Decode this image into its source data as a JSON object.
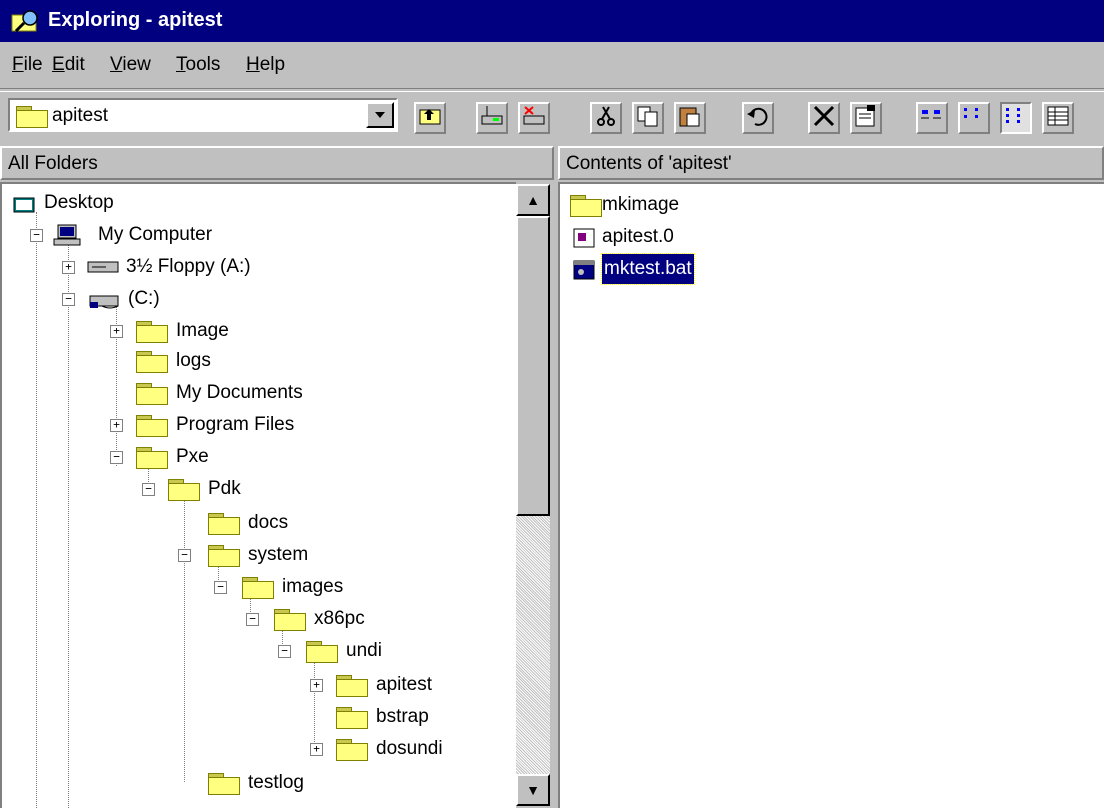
{
  "window": {
    "title": "Exploring - apitest"
  },
  "menu": [
    {
      "label": "File",
      "accel": "F",
      "rest": "ile"
    },
    {
      "label": "Edit",
      "accel": "E",
      "rest": "dit"
    },
    {
      "label": "View",
      "accel": "V",
      "rest": "iew"
    },
    {
      "label": "Tools",
      "accel": "T",
      "rest": "ools"
    },
    {
      "label": "Help",
      "accel": "H",
      "rest": "elp"
    }
  ],
  "toolbar": {
    "address_value": "apitest"
  },
  "left_header": "All Folders",
  "right_header": "Contents of 'apitest'",
  "tree": [
    {
      "label": "Desktop",
      "icon": "desktop-icon"
    },
    {
      "label": "My Computer",
      "icon": "computer-icon"
    },
    {
      "label": "3½ Floppy (A:)",
      "icon": "floppy-icon"
    },
    {
      "label": "(C:)",
      "icon": "drive-icon"
    },
    {
      "label": "Image",
      "icon": "shared-folder-icon"
    },
    {
      "label": "logs",
      "icon": "folder-icon"
    },
    {
      "label": "My Documents",
      "icon": "folder-icon"
    },
    {
      "label": "Program Files",
      "icon": "folder-icon"
    },
    {
      "label": "Pxe",
      "icon": "folder-icon"
    },
    {
      "label": "Pdk",
      "icon": "folder-icon"
    },
    {
      "label": "docs",
      "icon": "folder-icon"
    },
    {
      "label": "system",
      "icon": "folder-icon"
    },
    {
      "label": "images",
      "icon": "folder-icon"
    },
    {
      "label": "x86pc",
      "icon": "folder-icon"
    },
    {
      "label": "undi",
      "icon": "folder-icon"
    },
    {
      "label": "apitest",
      "icon": "open-folder-icon"
    },
    {
      "label": "bstrap",
      "icon": "folder-icon"
    },
    {
      "label": "dosundi",
      "icon": "folder-icon"
    },
    {
      "label": "testlog",
      "icon": "shared-folder-icon"
    }
  ],
  "files": [
    {
      "label": "mkimage",
      "icon": "folder-icon"
    },
    {
      "label": "apitest.0",
      "icon": "file-icon"
    },
    {
      "label": "mktest.bat",
      "icon": "batch-file-icon",
      "selected": true
    }
  ]
}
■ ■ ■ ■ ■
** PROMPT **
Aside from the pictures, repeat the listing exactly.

** RESULT OF THIS EXERCISE **
Decode this image into its source data as a JSON object.
{
  "window": {
    "title": "Exploring - apitest"
  },
  "menu": [
    {
      "label": "File",
      "accel": "F",
      "rest": "ile"
    },
    {
      "label": "Edit",
      "accel": "E",
      "rest": "dit"
    },
    {
      "label": "View",
      "accel": "V",
      "rest": "iew"
    },
    {
      "label": "Tools",
      "accel": "T",
      "rest": "ools"
    },
    {
      "label": "Help",
      "accel": "H",
      "rest": "elp"
    }
  ],
  "toolbar": {
    "address_value": "apitest"
  },
  "left_header": "All Folders",
  "right_header": "Contents of 'apitest'",
  "tree": [
    {
      "label": "Desktop",
      "icon": "desktop-icon"
    },
    {
      "label": "My Computer",
      "icon": "computer-icon"
    },
    {
      "label": "3½ Floppy (A:)",
      "icon": "floppy-icon"
    },
    {
      "label": "(C:)",
      "icon": "drive-icon"
    },
    {
      "label": "Image",
      "icon": "shared-folder-icon"
    },
    {
      "label": "logs",
      "icon": "folder-icon"
    },
    {
      "label": "My Documents",
      "icon": "folder-icon"
    },
    {
      "label": "Program Files",
      "icon": "folder-icon"
    },
    {
      "label": "Pxe",
      "icon": "folder-icon"
    },
    {
      "label": "Pdk",
      "icon": "folder-icon"
    },
    {
      "label": "docs",
      "icon": "folder-icon"
    },
    {
      "label": "system",
      "icon": "folder-icon"
    },
    {
      "label": "images",
      "icon": "folder-icon"
    },
    {
      "label": "x86pc",
      "icon": "folder-icon"
    },
    {
      "label": "undi",
      "icon": "folder-icon"
    },
    {
      "label": "apitest",
      "icon": "open-folder-icon"
    },
    {
      "label": "bstrap",
      "icon": "folder-icon"
    },
    {
      "label": "dosundi",
      "icon": "folder-icon"
    },
    {
      "label": "testlog",
      "icon": "shared-folder-icon"
    }
  ],
  "files": [
    {
      "label": "mkimage",
      "icon": "folder-icon"
    },
    {
      "label": "apitest.0",
      "icon": "file-icon"
    },
    {
      "label": "mktest.bat",
      "icon": "batch-file-icon",
      "selected": true
    }
  ]
}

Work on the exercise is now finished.